Joel Montvelisky And again, hopefully, we're able to provide this ability and we're able to help people understand what they need to put their efforts into. Let's make order out of chaos, but chaos, engineering about the chaos of having 5000 desks. I'm not going to. Which ones do you need to round today and which ones are not redundant at this point? And that's what we're trying to do.
Jonathon Wright He's pretty to say. You know, those list is out. You know, what's the best way to kind of get in touch with you or, you know, even potentially get a product demo if you know, how would you go? Best get. Reach out to.
Joel Montvelisky We'll just go to our Web site www.practitest.com you can.
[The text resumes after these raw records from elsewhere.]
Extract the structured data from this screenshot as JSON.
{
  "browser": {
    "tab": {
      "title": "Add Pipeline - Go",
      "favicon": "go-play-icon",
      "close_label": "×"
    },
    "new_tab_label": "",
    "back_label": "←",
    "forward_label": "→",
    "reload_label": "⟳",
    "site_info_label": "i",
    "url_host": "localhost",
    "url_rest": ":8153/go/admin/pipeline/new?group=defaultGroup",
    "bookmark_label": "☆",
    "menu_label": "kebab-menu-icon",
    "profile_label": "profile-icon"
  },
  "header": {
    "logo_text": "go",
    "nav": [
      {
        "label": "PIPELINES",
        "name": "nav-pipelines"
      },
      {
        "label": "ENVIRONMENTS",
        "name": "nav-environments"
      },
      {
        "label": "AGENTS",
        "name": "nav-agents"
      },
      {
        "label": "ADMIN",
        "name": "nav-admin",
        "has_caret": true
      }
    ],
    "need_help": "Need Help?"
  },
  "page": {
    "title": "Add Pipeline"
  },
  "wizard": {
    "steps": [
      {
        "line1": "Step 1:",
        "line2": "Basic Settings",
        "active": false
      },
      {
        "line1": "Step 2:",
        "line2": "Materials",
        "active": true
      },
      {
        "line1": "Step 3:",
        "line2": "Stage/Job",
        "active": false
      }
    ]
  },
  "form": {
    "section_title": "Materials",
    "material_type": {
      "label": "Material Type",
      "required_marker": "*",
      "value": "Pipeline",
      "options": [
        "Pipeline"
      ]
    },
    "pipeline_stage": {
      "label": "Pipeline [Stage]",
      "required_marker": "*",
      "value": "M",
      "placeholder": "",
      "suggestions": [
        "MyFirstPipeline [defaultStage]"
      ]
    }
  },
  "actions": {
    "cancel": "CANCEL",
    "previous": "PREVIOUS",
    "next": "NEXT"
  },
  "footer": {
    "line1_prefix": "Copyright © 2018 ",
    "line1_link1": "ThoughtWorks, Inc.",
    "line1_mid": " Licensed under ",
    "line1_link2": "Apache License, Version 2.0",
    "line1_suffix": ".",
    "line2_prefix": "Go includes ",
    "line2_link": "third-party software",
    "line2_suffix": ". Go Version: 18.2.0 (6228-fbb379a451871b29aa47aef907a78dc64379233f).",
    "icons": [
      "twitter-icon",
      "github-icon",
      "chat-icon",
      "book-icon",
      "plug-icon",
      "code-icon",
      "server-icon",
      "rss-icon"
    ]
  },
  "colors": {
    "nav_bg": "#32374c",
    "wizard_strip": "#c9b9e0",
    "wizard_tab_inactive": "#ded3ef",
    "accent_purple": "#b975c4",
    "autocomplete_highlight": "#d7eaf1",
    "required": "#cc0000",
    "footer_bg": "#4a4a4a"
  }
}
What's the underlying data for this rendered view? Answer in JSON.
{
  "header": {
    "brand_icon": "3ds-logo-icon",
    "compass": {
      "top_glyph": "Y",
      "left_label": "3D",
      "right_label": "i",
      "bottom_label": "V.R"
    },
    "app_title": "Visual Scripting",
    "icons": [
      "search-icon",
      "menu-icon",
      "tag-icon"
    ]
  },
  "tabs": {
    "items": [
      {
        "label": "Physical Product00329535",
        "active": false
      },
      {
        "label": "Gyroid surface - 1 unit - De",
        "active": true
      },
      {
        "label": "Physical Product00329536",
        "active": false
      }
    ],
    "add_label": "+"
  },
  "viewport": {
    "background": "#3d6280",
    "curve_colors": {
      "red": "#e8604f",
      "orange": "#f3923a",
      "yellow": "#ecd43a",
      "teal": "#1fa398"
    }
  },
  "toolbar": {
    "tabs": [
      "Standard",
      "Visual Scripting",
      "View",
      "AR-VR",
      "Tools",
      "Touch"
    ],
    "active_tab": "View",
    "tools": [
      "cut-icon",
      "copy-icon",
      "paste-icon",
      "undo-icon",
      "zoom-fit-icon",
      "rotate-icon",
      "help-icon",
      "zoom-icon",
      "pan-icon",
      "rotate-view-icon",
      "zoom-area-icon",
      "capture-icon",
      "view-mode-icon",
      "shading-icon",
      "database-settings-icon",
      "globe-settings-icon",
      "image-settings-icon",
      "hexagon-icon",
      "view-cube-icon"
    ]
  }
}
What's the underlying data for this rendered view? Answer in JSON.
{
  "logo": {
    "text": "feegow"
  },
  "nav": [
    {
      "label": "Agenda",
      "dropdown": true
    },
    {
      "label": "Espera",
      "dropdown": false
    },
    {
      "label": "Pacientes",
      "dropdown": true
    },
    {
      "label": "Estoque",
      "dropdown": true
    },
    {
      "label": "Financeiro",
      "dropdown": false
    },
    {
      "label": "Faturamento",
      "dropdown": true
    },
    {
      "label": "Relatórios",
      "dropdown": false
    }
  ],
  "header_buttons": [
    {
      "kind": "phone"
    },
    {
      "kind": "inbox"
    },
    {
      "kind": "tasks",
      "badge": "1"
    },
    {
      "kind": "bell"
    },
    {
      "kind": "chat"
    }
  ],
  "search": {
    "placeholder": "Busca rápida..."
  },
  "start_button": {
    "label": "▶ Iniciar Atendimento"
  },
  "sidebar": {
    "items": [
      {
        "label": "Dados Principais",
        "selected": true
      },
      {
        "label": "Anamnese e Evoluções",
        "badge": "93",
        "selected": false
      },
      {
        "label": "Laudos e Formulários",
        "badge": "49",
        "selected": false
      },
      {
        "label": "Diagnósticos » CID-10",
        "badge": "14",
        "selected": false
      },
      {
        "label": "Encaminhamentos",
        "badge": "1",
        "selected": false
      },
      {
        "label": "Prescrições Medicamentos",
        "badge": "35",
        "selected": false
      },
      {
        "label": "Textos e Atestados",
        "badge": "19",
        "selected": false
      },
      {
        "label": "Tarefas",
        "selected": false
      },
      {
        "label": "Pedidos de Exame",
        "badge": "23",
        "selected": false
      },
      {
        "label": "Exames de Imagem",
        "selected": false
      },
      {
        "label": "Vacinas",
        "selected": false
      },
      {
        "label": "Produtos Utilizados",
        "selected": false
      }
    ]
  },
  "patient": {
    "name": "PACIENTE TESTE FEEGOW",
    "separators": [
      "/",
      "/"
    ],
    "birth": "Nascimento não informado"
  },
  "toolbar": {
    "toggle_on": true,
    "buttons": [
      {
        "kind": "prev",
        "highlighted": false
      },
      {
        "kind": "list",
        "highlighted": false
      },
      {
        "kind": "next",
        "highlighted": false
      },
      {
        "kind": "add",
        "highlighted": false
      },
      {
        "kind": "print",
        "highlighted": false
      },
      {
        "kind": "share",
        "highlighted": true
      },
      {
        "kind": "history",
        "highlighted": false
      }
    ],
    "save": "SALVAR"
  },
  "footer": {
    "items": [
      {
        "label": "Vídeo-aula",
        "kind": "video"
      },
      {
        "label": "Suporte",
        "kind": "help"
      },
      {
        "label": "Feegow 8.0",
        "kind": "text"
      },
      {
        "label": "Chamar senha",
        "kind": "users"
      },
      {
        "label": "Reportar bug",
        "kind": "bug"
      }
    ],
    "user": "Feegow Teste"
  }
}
It's very easy to start an evaluation. We will do a good demo. But the systems are simple. Just starting in evaluation. Start to play. Would you like it? Just set up an accountant. And one thing is we do have quite good. It's our customer success things or customer support. These were very practical on that. If you want to get in touch with me, there's my blog. You can go from the qablog.practitest.com you have to fly mumblings in there. And again, I'm always very reachable. Most people know how to reach me and I'm always happy to help out in any way we can.
Jonathon Wright Wonderful. Well, it's been amazing to have you on the show. And I'll make sure what we've talked about is in the show notes of people. Please reach out to you and get the best e-mail and LinkedIn. And again, it's been an absolute pleasure to have you on the show.
Joel Montvelisky It's been very nice talking to you as well. Thanks for having me.